Session two is centred on an exploration of prejudice and discrimination and introduces students to the concept of being an Upstander and a bystander.
One Year 8 student said, “I didn’t have the word before this for what I was doing when I told others [in my year group] not to laugh at my friend. I was being an Upstander”.
Hearing this student use her experiences to explore her behaviour and actions, and then define herself as an Upstander in such a definite way, was one of the most heartening moments of the day.
Throughout the day, students were given the opportunity to practise their oracy skills through discussion and much of the discussion I observed was lively and thoughtful. It was clear that the students were keen to discuss issues that mattered to them and how they could contribute to these causes in a positive and constructive way.
As they moved into the latter part of the day, students began thinking about what it actually takes to become an Upstander,
One student in Year 7 pointed out: “I’m only in Year 7. I don’t think I’m an Upstander yet. But I know this is what I want to be.”
Listening to this young person realise that this was just the start of their Upstander journey reminded me of the power that education and educators have to transform lives and communities, especially if we invite young people to join the conversation.
Perhaps what will stay with me long after this visit is how much young people want to see a world that is free from bigotry and hate.
The drop down day materials are designed to encourage young people to think critically about the choices, risks and rewards that are involved when they are called upon to be Upstanders. The students were asked to respond to the question ‘What does being an Upstander mean?’
Here is a selection of their passionate and thoughtful responses:
“Being an Upstander takes courage … and courage helps us do the right thing.”
“Being an Upstander is kindness.”
“I guess being an Upstander means seeing the best in everyone.”
“I may not be an Upstander today but I hope I become one.”
The final sessions of the day focus on Choosing to Act, with students beginning to work on a presentation on a topic, theme or idea inspired by the aims of being an Upstander. I cannot wait to see, and be inspired myself, by the empathy and creativity of these students and their presentations!
Schools are wonderful communities built on tolerance, empathy, inclusion and kindness. When students at Lilian Baylis Technology School began their Upstander journey during this drop down day, it was clear that they were tapping into these values.

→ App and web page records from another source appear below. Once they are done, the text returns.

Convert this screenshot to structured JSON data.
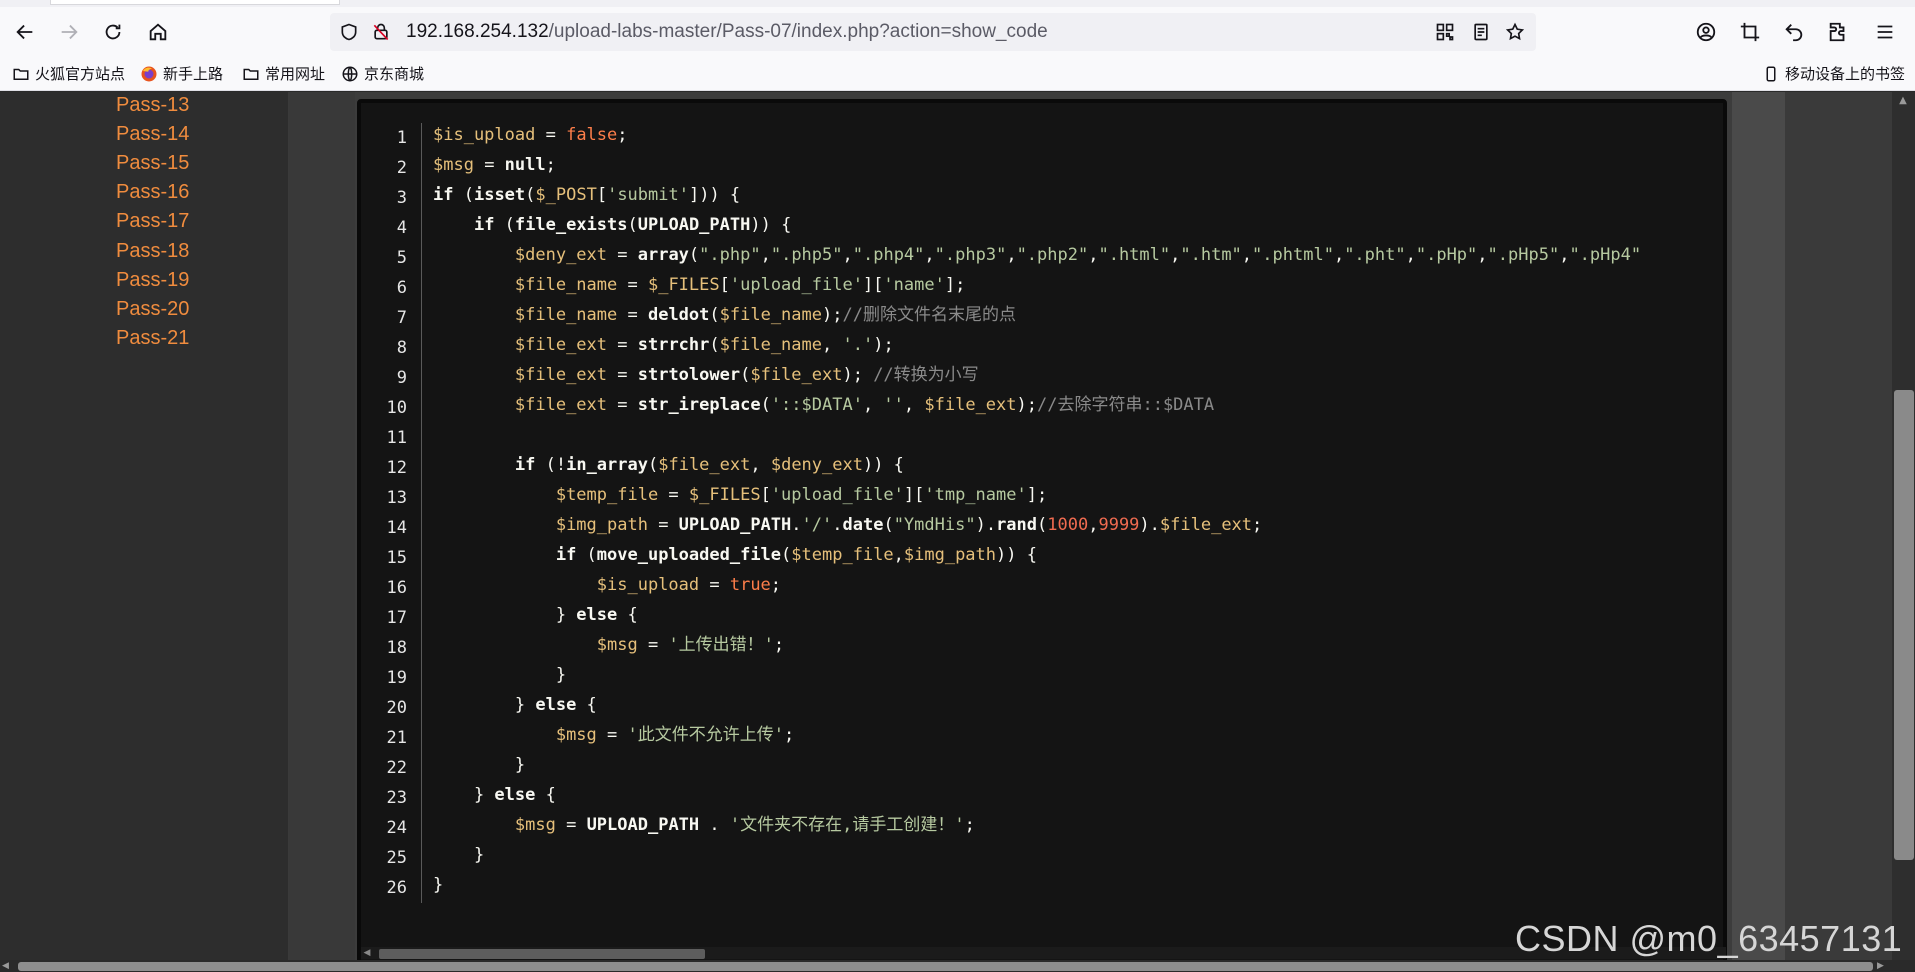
{
  "browser": {
    "url_host": "192.168.254.132",
    "url_path": "/upload-labs-master/Pass-07/index.php?action=show_code"
  },
  "bookmarks": [
    {
      "label": "火狐官方站点",
      "icon": "folder-icon"
    },
    {
      "label": "新手上路",
      "icon": "firefox-icon"
    },
    {
      "label": "常用网址",
      "icon": "folder-icon"
    },
    {
      "label": "京东商城",
      "icon": "globe-icon"
    }
  ],
  "bookmarks_mobile": "移动设备上的书签",
  "sidebar": {
    "items": [
      "Pass-13",
      "Pass-14",
      "Pass-15",
      "Pass-16",
      "Pass-17",
      "Pass-18",
      "Pass-19",
      "Pass-20",
      "Pass-21"
    ],
    "link_color": "#f08c3e"
  },
  "code": {
    "line_numbers": [
      "1",
      "2",
      "3",
      "4",
      "5",
      "6",
      "7",
      "8",
      "9",
      "10",
      "11",
      "12",
      "13",
      "14",
      "15",
      "16",
      "17",
      "18",
      "19",
      "20",
      "21",
      "22",
      "23",
      "24",
      "25",
      "26"
    ],
    "lines": [
      "$is_upload = false;",
      "$msg = null;",
      "if (isset($_POST['submit'])) {",
      "    if (file_exists(UPLOAD_PATH)) {",
      "        $deny_ext = array(\".php\",\".php5\",\".php4\",\".php3\",\".php2\",\".html\",\".htm\",\".phtml\",\".pht\",\".pHp\",\".pHp5\",\".pHp4\"",
      "        $file_name = $_FILES['upload_file']['name'];",
      "        $file_name = deldot($file_name);//删除文件名末尾的点",
      "        $file_ext = strrchr($file_name, '.');",
      "        $file_ext = strtolower($file_ext); //转换为小写",
      "        $file_ext = str_ireplace('::$DATA', '', $file_ext);//去除字符串::$DATA",
      "",
      "        if (!in_array($file_ext, $deny_ext)) {",
      "            $temp_file = $_FILES['upload_file']['tmp_name'];",
      "            $img_path = UPLOAD_PATH.'/'.date(\"YmdHis\").rand(1000,9999).$file_ext;",
      "            if (move_uploaded_file($temp_file,$img_path)) {",
      "                $is_upload = true;",
      "            } else {",
      "                $msg = '上传出错！';",
      "            }",
      "        } else {",
      "            $msg = '此文件不允许上传';",
      "        }",
      "    } else {",
      "        $msg = UPLOAD_PATH . '文件夹不存在,请手工创建！';",
      "    }",
      "}"
    ]
  },
  "watermark": "CSDN @m0_63457131"
}
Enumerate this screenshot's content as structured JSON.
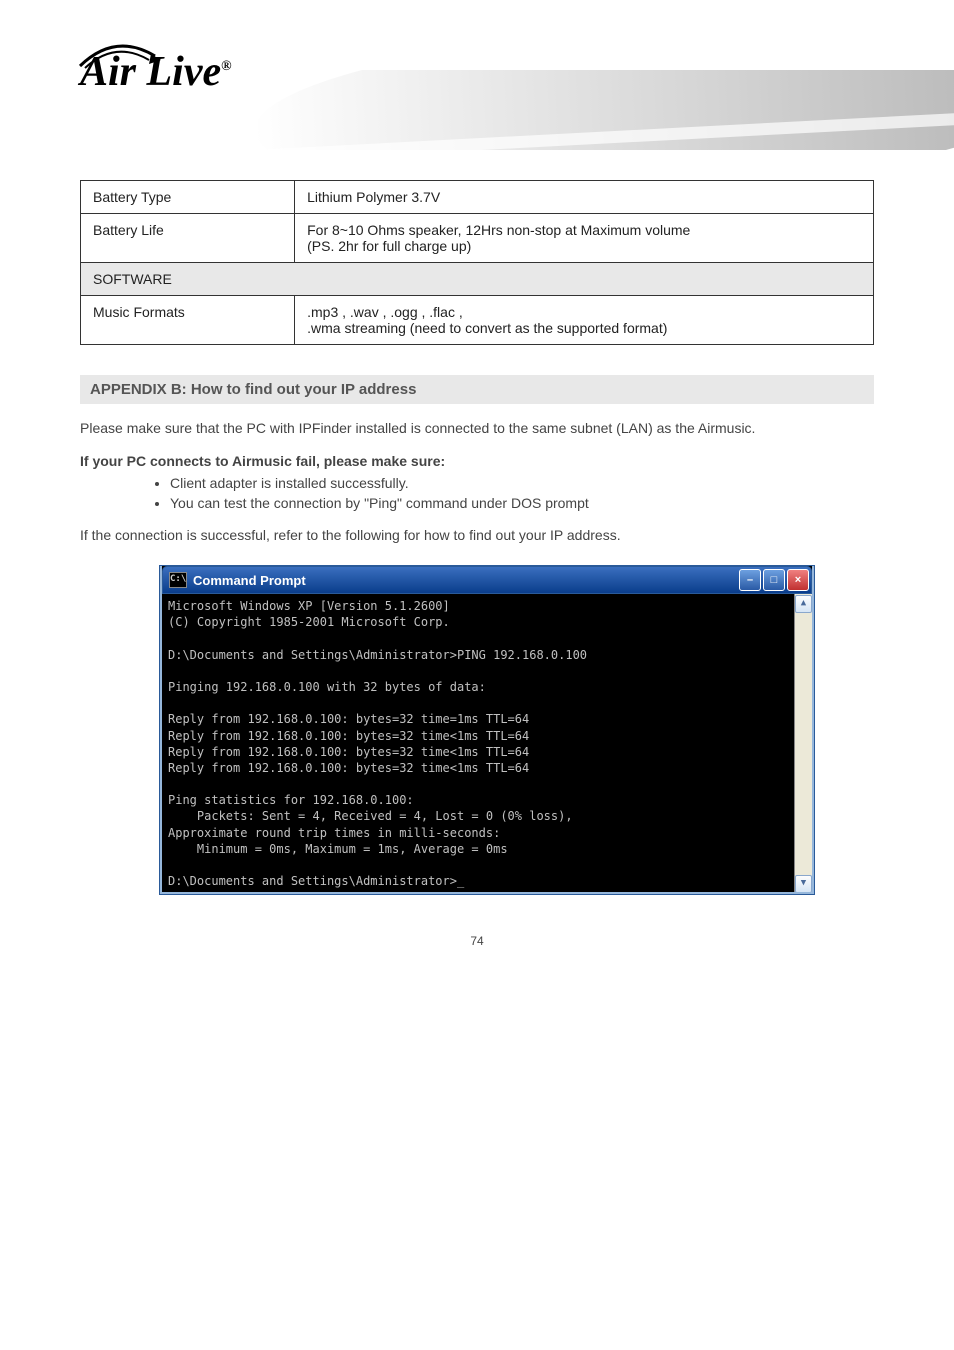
{
  "logo": {
    "text": "Air Live",
    "reg": "®"
  },
  "table": {
    "rows": [
      {
        "c1": "Battery Type",
        "c2": "Lithium Polymer 3.7V"
      },
      {
        "c1": "Battery Life",
        "c2": "For 8~10 Ohms speaker, 12Hrs non-stop at Maximum volume\n(PS. 2hr for full charge up)"
      },
      {
        "c1": "SOFTWARE",
        "c2": "",
        "shaded": true,
        "span": true
      },
      {
        "c1": "Music Formats",
        "c2": ".mp3 , .wav , .ogg , .flac ,\n.wma streaming (need to convert as the supported format)"
      }
    ]
  },
  "appendix": {
    "heading": "APPENDIX B: How to find out your IP address",
    "para1": "Please make sure that the PC with IPFinder installed is connected to the same subnet (LAN) as the Airmusic.",
    "para2": "If your PC connects to Airmusic fail, please make sure:",
    "bullets": [
      "Client adapter is installed successfully.",
      "You can test the connection by \"Ping\" command under DOS prompt"
    ],
    "para3": "If the connection is successful, refer to the following for how to find out your IP address."
  },
  "cmd": {
    "title": "Command Prompt",
    "icon_label": "C:\\",
    "lines": [
      "Microsoft Windows XP [Version 5.1.2600]",
      "(C) Copyright 1985-2001 Microsoft Corp.",
      "",
      "D:\\Documents and Settings\\Administrator>PING 192.168.0.100",
      "",
      "Pinging 192.168.0.100 with 32 bytes of data:",
      "",
      "Reply from 192.168.0.100: bytes=32 time=1ms TTL=64",
      "Reply from 192.168.0.100: bytes=32 time<1ms TTL=64",
      "Reply from 192.168.0.100: bytes=32 time<1ms TTL=64",
      "Reply from 192.168.0.100: bytes=32 time<1ms TTL=64",
      "",
      "Ping statistics for 192.168.0.100:",
      "    Packets: Sent = 4, Received = 4, Lost = 0 (0% loss),",
      "Approximate round trip times in milli-seconds:",
      "    Minimum = 0ms, Maximum = 1ms, Average = 0ms",
      "",
      "D:\\Documents and Settings\\Administrator>_"
    ]
  },
  "pagenum": "74"
}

I would like to extend my deepest gratitude to both the staff and students at Lilian Baylis Technology School for amplifying these values and encouraging young people to be the best possible versions of themselves.